HARARE – Horticultural concern Interfresh Limited (Interfresh) plans to delist from the Zimbabwe Stock Exchange (ZSE).
The group, intending to relist in the medium-term after “aggressive restructuring”, said its stock is not reflecting true value on the local bourse as it has “consistently traded at a discount to net asset value of the company and… other valuation methods.”
The transaction — subject to shareholder approval at a December 11, 2013 extraordinary general meeting — will be with effect from year end.
Interfresh said after delisting, it planned to raise $6 million capital through convertible debt from private equity and structured finance markets, using valuation methods other than the stock market.
“Raising capital at the current valuation has proved rather limiting. The company does not have
significant borrowing capacity which can be achieved at reasonable cost,” it said, adding that only $3 million was raised a few months back.
In July, Interfresh embarked on a $3 million rights issue with the funds earmarked to recapitalise operations and retire debt.
The group’s voluntary departure from the bourse comes as it disposed of its head office and lost part of its strategic land — Mazoe Citrus Estate (MCE).
Early this year, government — through the Lands ministry — acquired 46 percent of MCE’s arable land and allocated it to an unspecified party.
“This portion of land represents…. 30 percent of its (Interfresh) budgeted revenue for the financial year 2013 and 52 percent of the value of immovable and biological assets,” said Tawanda Namusi, Interfresh’s company secretary then.
However, market observers contend that due to these developments, Interfresh had no option but delist.
“Over the years Interfresh has been facing challenges.

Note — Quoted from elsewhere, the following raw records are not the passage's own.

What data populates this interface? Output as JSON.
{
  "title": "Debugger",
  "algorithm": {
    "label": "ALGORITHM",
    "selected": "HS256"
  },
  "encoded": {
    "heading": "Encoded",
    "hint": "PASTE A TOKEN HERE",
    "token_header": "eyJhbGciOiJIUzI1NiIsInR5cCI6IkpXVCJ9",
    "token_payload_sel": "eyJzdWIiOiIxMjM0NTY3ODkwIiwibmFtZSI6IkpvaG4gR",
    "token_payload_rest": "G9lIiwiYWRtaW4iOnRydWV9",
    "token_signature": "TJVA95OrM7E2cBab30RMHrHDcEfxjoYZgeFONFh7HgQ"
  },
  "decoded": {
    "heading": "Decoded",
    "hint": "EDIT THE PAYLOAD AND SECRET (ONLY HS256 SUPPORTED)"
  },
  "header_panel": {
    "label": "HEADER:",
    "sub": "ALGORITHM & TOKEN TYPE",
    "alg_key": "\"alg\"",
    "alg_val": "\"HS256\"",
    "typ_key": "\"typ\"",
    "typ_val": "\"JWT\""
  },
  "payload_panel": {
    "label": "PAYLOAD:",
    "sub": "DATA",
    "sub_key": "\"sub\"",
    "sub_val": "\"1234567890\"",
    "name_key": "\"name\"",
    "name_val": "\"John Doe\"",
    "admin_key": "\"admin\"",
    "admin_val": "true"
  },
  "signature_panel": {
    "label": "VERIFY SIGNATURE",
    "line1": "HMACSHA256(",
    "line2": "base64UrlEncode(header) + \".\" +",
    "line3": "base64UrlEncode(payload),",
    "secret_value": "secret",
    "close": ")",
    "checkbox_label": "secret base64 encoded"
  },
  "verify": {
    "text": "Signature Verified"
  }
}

The disposal of its head office and loss of its land seriously depleted its balance sheet in a big way,” said one analyst who preferred anonymity.
“This has a significant impact on their share price. The business is hinged on land and they lost a significant and attractive piece of it,” the analyst said, adding that “they should have de-listed way back. It was long overdue.”
Meanwhile, Interfresh said post delisting, it will remain a public company while trading of its shares will be by private valuation and agreement between buyer and seller.
The group will also discontinue publication of its financials.
Interfresh, which is in the business of producing, processing and marketing agricultural, horticultural, agro-industrial and allied food products in both the local and export markets, has since dollarisation in 2009 not been adequately recapitalised but relied on debt financing to sustain its operations.
In 2011, the company — which has three strategic divisions namely, Citrus, Flowers and Trading — secured a $5 million six-year loan to fund both capital expenditure and working capital.